Engineer who created Reyner Banham and Norman Foster’s favourite bike, has died. Foster described the Moulton bicycle as the ‘greatest work of 20th century British design’.
Alex Moulton has died, the 92-year old British mechanical engineer who invented the small-wheel, full-suspension Moulton bicycle in 1962 as a challenge to the conventional diamond frame.
Alex Moulton spent a lifetime refining his revolutionary bicycle design, which, in 1986, broke the world speed record for the fastest bicycle of conventional riding position.
Born into engineering and invention, his great-grandfather, Stephen Moulton, acquired the rights to the process for the vulcanisation of rubber from American Charles Goodyear, and made his fortune developing new uses for this new material, such as rain capes for British soldiers fighting the Crimean War. Stephen bought The Hall in Bradford-on-Avon in 1848, converting the adjacent cloth mill to rubber production, later sold to the Avon Rubber Company in 1956.
His great-grandson would also turn to rubber for his innovative designs.
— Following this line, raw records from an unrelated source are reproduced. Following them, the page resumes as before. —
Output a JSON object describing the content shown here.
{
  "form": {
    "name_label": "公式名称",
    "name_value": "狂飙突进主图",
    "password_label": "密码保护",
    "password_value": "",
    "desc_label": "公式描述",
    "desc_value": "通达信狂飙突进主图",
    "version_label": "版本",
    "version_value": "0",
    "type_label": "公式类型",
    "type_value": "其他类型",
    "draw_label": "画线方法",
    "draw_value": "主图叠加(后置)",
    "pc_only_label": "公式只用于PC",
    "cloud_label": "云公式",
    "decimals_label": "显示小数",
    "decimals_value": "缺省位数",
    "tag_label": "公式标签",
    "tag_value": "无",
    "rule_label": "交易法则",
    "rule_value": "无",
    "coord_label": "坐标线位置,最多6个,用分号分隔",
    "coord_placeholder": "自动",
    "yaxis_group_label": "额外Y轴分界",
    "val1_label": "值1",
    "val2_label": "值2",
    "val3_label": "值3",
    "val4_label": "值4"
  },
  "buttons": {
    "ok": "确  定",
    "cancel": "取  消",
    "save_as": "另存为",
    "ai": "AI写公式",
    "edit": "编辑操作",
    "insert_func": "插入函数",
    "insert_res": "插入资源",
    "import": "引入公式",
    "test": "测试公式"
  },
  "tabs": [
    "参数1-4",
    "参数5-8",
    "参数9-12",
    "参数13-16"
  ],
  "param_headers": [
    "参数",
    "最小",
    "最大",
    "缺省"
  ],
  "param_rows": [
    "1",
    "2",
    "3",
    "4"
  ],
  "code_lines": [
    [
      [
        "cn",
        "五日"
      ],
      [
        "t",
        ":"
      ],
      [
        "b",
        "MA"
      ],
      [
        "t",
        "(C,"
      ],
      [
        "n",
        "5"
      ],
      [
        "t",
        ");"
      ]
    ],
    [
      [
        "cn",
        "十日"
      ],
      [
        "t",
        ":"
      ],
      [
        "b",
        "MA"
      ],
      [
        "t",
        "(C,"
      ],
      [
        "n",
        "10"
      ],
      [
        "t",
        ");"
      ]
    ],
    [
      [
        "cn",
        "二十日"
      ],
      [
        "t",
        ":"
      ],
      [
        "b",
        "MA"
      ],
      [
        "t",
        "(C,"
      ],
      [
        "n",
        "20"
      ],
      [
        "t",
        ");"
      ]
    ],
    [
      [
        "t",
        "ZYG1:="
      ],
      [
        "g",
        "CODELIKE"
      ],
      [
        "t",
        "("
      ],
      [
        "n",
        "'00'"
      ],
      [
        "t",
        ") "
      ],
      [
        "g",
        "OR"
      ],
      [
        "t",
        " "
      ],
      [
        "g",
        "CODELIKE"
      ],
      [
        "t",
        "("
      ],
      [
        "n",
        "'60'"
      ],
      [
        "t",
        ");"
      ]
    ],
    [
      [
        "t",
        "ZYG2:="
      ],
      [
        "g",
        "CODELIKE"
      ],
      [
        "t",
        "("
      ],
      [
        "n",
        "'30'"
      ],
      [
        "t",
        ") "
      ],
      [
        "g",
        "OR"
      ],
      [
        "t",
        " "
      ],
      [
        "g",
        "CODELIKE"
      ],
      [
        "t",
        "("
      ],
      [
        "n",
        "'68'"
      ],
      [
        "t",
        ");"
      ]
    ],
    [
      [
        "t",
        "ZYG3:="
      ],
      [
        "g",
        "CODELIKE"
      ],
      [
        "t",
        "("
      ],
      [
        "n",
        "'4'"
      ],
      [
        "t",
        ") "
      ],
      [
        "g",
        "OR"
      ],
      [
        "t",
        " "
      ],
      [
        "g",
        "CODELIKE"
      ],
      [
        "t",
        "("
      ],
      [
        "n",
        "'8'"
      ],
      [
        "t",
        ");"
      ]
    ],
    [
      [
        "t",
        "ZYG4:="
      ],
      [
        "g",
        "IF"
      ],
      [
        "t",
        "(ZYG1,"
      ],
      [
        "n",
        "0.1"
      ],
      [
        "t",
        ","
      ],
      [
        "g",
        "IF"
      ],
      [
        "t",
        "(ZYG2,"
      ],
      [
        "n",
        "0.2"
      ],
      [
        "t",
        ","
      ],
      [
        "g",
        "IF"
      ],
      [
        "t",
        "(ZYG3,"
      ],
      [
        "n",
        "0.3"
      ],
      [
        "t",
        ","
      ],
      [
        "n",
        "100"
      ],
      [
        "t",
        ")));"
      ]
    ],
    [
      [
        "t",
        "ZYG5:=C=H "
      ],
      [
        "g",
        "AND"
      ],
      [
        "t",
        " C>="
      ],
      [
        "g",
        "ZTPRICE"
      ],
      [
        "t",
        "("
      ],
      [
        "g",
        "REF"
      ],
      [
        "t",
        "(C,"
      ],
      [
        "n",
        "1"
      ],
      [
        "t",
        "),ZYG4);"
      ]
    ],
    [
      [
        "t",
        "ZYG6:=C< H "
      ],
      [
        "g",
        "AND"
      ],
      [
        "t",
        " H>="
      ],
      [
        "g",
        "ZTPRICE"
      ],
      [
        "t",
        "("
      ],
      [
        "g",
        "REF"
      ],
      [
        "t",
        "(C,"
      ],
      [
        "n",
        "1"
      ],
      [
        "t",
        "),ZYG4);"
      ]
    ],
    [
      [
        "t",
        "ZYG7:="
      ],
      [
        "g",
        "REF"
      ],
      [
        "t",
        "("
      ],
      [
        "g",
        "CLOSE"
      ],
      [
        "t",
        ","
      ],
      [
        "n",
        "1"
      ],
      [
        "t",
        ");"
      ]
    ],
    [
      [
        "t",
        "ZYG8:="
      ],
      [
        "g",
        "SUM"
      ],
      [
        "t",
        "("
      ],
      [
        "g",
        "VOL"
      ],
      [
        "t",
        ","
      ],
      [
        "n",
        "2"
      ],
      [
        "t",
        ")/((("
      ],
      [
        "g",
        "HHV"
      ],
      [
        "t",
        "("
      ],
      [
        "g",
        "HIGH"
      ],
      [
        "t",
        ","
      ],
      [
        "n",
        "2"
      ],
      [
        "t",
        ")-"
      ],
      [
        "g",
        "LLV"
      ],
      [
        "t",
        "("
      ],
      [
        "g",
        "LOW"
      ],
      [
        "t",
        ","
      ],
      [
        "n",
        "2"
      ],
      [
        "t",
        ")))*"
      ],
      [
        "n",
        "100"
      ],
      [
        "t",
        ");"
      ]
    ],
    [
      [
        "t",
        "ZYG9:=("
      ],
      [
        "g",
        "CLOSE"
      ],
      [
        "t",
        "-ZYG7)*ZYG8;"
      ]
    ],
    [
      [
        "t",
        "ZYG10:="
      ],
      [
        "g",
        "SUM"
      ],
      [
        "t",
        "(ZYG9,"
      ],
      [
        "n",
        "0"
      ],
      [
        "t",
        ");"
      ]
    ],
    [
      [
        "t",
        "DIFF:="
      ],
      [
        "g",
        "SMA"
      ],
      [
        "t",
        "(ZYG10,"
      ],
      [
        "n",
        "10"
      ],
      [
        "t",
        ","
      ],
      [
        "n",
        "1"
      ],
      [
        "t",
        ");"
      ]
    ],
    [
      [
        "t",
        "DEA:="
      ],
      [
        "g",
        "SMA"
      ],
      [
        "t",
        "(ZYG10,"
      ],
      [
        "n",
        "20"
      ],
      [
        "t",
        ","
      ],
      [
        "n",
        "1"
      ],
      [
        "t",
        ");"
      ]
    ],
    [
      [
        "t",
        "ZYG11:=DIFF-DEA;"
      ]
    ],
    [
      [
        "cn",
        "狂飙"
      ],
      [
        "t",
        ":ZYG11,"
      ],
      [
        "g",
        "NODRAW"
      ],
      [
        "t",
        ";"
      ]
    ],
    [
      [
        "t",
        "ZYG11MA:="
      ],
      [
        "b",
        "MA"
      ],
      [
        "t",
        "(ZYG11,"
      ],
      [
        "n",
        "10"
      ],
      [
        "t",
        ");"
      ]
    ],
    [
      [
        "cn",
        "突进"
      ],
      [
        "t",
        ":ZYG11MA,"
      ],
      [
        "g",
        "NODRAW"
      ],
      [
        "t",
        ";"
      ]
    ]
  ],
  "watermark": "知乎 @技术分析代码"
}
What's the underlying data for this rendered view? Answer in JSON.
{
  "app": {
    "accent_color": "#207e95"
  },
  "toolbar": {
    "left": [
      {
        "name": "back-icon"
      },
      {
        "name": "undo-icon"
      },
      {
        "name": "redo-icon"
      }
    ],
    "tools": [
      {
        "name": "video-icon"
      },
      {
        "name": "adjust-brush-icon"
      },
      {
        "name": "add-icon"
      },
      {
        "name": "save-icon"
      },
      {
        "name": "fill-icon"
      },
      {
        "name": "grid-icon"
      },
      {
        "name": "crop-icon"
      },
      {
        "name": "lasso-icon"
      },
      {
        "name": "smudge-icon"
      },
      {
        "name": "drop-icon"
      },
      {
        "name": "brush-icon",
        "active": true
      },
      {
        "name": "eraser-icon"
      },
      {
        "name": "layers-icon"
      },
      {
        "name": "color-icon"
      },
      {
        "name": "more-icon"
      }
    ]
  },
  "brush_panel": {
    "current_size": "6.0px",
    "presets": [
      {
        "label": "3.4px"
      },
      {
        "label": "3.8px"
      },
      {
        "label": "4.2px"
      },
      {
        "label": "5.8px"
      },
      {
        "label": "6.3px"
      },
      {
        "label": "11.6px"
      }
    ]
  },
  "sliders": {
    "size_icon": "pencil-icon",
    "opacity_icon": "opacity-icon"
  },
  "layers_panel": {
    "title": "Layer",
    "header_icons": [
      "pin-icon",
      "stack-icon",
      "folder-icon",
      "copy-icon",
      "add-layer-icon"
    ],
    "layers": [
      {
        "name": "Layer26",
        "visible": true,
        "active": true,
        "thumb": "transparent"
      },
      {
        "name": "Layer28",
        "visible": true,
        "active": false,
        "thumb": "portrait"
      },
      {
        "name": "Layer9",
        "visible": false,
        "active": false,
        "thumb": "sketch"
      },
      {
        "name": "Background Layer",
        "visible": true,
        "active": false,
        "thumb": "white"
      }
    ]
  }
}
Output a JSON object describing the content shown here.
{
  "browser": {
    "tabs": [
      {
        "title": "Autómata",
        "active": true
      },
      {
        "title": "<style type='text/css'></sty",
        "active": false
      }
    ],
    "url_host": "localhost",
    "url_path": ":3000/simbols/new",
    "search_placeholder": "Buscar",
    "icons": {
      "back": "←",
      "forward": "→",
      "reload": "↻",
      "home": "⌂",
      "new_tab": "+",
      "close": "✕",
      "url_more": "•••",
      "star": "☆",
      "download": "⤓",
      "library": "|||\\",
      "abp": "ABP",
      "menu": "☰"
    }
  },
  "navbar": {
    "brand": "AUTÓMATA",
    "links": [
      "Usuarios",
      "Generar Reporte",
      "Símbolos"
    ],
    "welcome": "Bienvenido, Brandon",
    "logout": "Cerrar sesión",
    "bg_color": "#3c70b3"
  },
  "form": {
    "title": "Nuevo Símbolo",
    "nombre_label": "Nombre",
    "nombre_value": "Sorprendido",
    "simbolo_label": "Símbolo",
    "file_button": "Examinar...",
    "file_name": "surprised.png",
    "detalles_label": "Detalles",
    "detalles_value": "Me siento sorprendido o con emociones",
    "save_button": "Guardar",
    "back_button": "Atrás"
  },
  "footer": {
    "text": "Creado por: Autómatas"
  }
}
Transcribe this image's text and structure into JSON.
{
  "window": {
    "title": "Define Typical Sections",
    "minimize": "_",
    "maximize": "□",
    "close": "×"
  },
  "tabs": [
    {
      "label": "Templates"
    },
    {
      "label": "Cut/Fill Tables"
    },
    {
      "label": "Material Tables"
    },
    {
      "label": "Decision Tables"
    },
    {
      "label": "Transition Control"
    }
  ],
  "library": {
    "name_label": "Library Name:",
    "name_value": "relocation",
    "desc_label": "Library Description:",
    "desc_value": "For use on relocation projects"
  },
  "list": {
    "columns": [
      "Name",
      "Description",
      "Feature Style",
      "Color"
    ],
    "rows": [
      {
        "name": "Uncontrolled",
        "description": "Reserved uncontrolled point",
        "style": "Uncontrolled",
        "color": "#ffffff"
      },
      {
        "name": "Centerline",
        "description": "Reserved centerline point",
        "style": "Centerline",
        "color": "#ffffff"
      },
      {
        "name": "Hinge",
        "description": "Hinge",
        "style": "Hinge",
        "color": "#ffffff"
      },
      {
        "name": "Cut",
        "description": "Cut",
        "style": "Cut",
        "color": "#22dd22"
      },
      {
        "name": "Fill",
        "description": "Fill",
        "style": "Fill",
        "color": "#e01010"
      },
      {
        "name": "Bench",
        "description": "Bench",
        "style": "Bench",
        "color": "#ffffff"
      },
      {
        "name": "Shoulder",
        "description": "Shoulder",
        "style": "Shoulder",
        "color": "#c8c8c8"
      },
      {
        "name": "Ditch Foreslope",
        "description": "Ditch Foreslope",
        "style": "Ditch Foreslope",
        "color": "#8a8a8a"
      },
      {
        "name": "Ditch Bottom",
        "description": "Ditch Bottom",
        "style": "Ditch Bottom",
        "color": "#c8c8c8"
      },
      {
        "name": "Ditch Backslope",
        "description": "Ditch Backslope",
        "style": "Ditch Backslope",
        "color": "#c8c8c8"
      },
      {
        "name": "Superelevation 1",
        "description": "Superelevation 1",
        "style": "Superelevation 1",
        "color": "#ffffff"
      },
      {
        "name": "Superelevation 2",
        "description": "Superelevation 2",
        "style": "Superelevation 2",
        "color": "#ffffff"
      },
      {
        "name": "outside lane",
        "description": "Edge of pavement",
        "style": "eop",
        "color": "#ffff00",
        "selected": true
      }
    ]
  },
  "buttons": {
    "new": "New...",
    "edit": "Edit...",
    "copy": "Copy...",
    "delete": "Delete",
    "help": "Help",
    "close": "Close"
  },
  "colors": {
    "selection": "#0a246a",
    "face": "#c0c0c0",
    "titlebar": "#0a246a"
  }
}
After studying aeroengines at the University of Cambridge, Alex founded Moulton Developments Limited, focusing on the design and development of rubber suspension for vehicles such as cars and trailers research which culminated in the development of his acclaimed suspension systems for the Mini, as well as the Austin Allegro, Princess, Metro and Ambassador.
Foster described the Moulton bicycle as ‘the greatest work of 20th-century British design’
In the aftermath of the Suez crisis in 1956, the ensuing oil shortages encouraged Moulton to examine the bicycle. Moulton noticed that as vehicles evolved, their wheels continually became smaller, with the exception of the classic bicycle, which had stalled at 26 or 28in. His calculations showed that a smaller wheel would go faster with less effort due to lower rolling resistance, lower aerodynamic drag and faster acceleration.
With support from Dunlop, Moulton began testing small wheels. The design of the original Moulton featured a unisex, Lazy-F step-through frame, 16in high-pressure tyres, front and rear rubber suspension, and increased luggage capacity with front and rear racks. After a sensational launch in 1962 at the Earls Court Cycle and Motor Cycle Show, Moulton went on to become the second-largest frame maker in the UK, at its peak manufacturing more than 1,000 bikes a week.
The company declined after being purchased by Raleigh, but became an independent company once again in 1983, and operated under the name Alex Moulton Bicycles until June 2008, when it announced a merger with Stratford-upon-Avon-based Pashley to form The Moulton Bicycle Company.
New bicycles, aside from their full suspension and (slightly larger) 17in high-pressure tyres, bear little resemblance to early Moultons. In the 1980s, Moulton began experimenting with space frames to build a stiffer, lighter bicycle. His newest pylon models feature a steel cage formed by triangulated smaller units for a structurally-rigid, lightweight construction.
With its engineering-led precision design and constantly improving form, Moulton has long inspired a fervent following among architects. Architectural critic Rayner Banham famously rode a 1960s Moulton, and was often pictured astride it. Moulton’s New Series, which starts at £2,200, has inspired equally devout disciples, including James Dyson and Norman Foster, both owners of the New Series Speed. Foster famously visited Moulton’s estate in his helicopter, and has described the Moulton bicycle as ‘the greatest work of 20th-century British design’.